  • Topic: Economics, Treaties and Agreements, World Trade Organization, Bilateral Relations
  • Political Geography: Russia, Europe, Ukraine, Asia, Moscow
  • Author: Peter A. Petri
  • Publication Date: 06-2012
  • Content Type: Policy Brief
  • Institution: Peterson Institute for International Economics

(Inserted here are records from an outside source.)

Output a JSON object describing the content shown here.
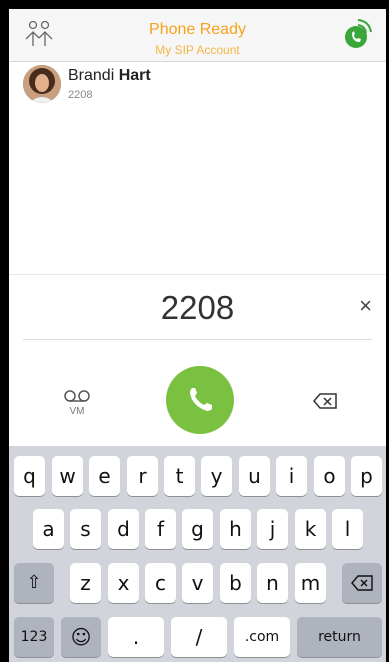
{
  "header": {
    "status_title": "Phone Ready",
    "status_subtitle": "My SIP Account",
    "left_icon": "contacts-icon",
    "right_icon": "call-status-icon",
    "accent_color": "#f5a31a",
    "status_icon_color": "#3aa63a"
  },
  "contact": {
    "first_name": "Brandi",
    "last_name": "Hart",
    "number": "2208"
  },
  "dialer": {
    "entered_number": "2208",
    "clear_label": "×",
    "voicemail_label": "VM",
    "call_color": "#7ac142"
  },
  "keyboard": {
    "row1": [
      "q",
      "w",
      "e",
      "r",
      "t",
      "y",
      "u",
      "i",
      "o",
      "p"
    ],
    "row2": [
      "a",
      "s",
      "d",
      "f",
      "g",
      "h",
      "j",
      "k",
      "l"
    ],
    "row3": [
      "z",
      "x",
      "c",
      "v",
      "b",
      "n",
      "m"
    ],
    "numbers_label": "123",
    "emoji_label": "☺",
    "dot_label": ".",
    "slash_label": "/",
    "dotcom_label": ".com",
    "return_label": "return"
  }
}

  • Abstract: The Trans-Pacific Partnership (TPP), currently at an advanced stage of negotiation, began as a small agreement but now has big implications. The TPP would strengthen ties between Asia and the Americas, create a new template for the conduct of international trade and investment, and potentially lead to a comprehensive free trade area (FTA) in the Asia-Pacific. It could generate large benefits—greater than those expected from the World Trade Organization's (WTO) global Doha Development Agenda. This Policy Brief reports on our ongoing quantitative assessment (with FanZhai) of the TPP and other Asia-Pacific integration efforts.
  • Topic: Economics, Emerging Markets, International Trade and Finance, Treaties and Agreements
  • Political Geography: America, Europe, Israel, Asia, Australia/Pacific
  • Author: Nicholas R. Lardy
  • Publication Date: 03-2010
  • Content Type: Policy Brief
  • Institution: Peterson Institute for International Economics
  • Abstract: China's policy response to the global financial and economic crisis was early, large, and well-designed. Although Chinese financial institutions had little exposure to the toxic financial assets that brought down many large Western investment banks and other financial firms, China's leadership recognized that its dependence on exports meant that it was acutely vulnerable to a global recession. Thus they did not subscribe to the view sometimes described as “decoupling,” the idea that Asian countries could passively weather the financial storm that originated in the United States and other advanced industrial economies. They understood that absent a vigorous policy response China inevitably would suffer from the backwash of a sharp economic slowdown in its largest export markets—the United States and Europe.
  • Topic: Economics, Financial Crisis
  • Political Geography: United States, China, Europe, Asia
  • Author: C. Randall Henning
  • Publication Date: 02-2009
  • Content Type: Policy Brief
  • Institution: Peterson Institute for International Economics
  • Abstract: In September 1997, at the outset of the last global financial crisis, the Japanese Ministry of Finance proposed the creation of an Asian Monetary Fund. Although this particular proposal was scuttled, the idea of a common regional fund on which East Asian governments might draw in times of financial turmoil survives. The region's disaffection from the International Monetary Fund (IMF), stemming from the 1997–98 crisis, sustains this idea and a desire on the part of individual countries to self-insure with large holdings of foreign exchange reserves. East Asian governments and central banks have created a set of bilateral swap arrangements (BSAs) dubbed the Chiang Mai Initiative (CMI) and are negotiating among themselves to build these BSAs into a more comprehensive facility. Some Asian officials hope that such a facility could underpin exchange rate cooperation and monetary integration in the region, although such proposals remain for the moment long-term visions.
  • Topic: Economics, International Cooperation, International Trade and Finance, Regional Cooperation, Financial Crisis
  • Political Geography: Japan, Israel, Asia